Although he was celebrated across Europe as a novelist and, later, as an author of fairy tales, Hans Christian Andersen (1805–1875) received a less-than-warm reception in his native Denmark. The philosopher Søren Kierkegaard (the other figure responsible for bringing the Danish Golden Age to the attention of a global audience), began his authorship with a blistering critique of Andersen’s novels, as he compared them unfavorably to those Steen Steensen Blicher and Thomasine Gyllembourg. Furthermore, Johan Ludvig Heiberg, the leading arbiter of taste in Copenhagen, failed to appreciate Andersen’s work as a playwright. In this course, we will first read Andersen’s Italian novel The Improvisator, and then his Caribbean drama Horatio, whose protagonist is the son of a plantation owner and a slave. For the second half of the semester, we will undertake an extensive study of the fairy tales (e.g., “The Little Mermaid,” “The Ugly Duckling,” and “The Snow Queen”), which Andersen wrote over the course of his long life.

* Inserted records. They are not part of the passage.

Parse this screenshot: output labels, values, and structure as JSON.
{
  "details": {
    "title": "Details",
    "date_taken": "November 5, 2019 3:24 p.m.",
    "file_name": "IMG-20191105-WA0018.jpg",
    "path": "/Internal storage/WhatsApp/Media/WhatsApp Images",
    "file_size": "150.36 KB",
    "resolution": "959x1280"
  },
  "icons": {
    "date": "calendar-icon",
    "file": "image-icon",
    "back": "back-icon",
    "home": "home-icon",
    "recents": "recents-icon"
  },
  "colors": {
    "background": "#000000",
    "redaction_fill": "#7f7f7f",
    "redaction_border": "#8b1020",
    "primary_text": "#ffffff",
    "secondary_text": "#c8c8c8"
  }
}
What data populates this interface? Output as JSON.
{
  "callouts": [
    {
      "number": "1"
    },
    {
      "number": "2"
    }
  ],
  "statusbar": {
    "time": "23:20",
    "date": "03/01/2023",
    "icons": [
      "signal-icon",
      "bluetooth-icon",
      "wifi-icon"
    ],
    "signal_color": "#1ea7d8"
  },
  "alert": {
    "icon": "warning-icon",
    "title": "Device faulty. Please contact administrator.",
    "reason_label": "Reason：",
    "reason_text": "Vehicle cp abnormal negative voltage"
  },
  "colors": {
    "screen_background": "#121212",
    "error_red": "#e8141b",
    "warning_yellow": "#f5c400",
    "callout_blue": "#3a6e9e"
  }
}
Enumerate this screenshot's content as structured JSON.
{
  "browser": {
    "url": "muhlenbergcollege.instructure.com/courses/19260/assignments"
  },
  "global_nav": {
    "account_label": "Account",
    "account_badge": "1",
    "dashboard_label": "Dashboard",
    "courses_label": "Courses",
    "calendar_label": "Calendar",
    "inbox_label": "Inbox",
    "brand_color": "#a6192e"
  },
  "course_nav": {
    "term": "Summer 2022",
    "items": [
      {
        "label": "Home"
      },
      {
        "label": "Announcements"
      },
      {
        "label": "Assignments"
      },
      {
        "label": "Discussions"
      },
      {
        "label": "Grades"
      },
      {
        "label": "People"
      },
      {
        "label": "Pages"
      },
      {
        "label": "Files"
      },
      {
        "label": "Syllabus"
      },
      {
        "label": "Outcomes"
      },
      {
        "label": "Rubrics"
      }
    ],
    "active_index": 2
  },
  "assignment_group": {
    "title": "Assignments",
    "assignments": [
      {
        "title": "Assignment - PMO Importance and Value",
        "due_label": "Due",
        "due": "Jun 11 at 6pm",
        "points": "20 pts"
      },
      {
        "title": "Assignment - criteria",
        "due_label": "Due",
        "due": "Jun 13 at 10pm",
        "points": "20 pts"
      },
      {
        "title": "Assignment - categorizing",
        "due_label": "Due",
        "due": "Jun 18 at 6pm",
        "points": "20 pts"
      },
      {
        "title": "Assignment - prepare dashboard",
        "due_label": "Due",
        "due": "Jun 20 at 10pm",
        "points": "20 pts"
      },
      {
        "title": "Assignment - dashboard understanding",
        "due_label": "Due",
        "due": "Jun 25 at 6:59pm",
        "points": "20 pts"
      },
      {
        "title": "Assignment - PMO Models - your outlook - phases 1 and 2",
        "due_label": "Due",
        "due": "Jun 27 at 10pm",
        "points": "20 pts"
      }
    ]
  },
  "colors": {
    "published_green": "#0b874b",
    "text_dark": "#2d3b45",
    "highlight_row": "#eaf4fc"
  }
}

In order to contextualize our reading of Andersen throughout the course, we will also consult texts by Kierkegaard, Heiberg, Gyllembourg, and Blicher, among others.
Students enrolled in this course will write two research papers on Andersen and/or the Danish Golden Age. After writing a first draft, each student will receive extensive feedback from their instructor, which the student will then incorporate into their final draft. In addition to submitting a final draft, each student will be required to give a brief presentation of their findings to their peers and the instructor.
This course satisfies the second half or the “B” portion of the Reading and Composition requirement.
Prerequisite: Successful completion of the “A” portion of the Reading & Composition requirement or its equivalent. Students may not enroll in nor attend R1B/R5B courses without completing this prerequisite.
Due to the high demand for R&C courses we monitor attendance very carefully. Attendance is mandatory the first two weeks of classes, this includes all enrolled and wait listed students. If you do not attend all classes the first two weeks you may be dropped. If you are attempting to add into this class during weeks 1 and 2 and did not attend the first day, you will be expected to attend all class meetings thereafter and, if space permits, you may be enrolled from the wait list.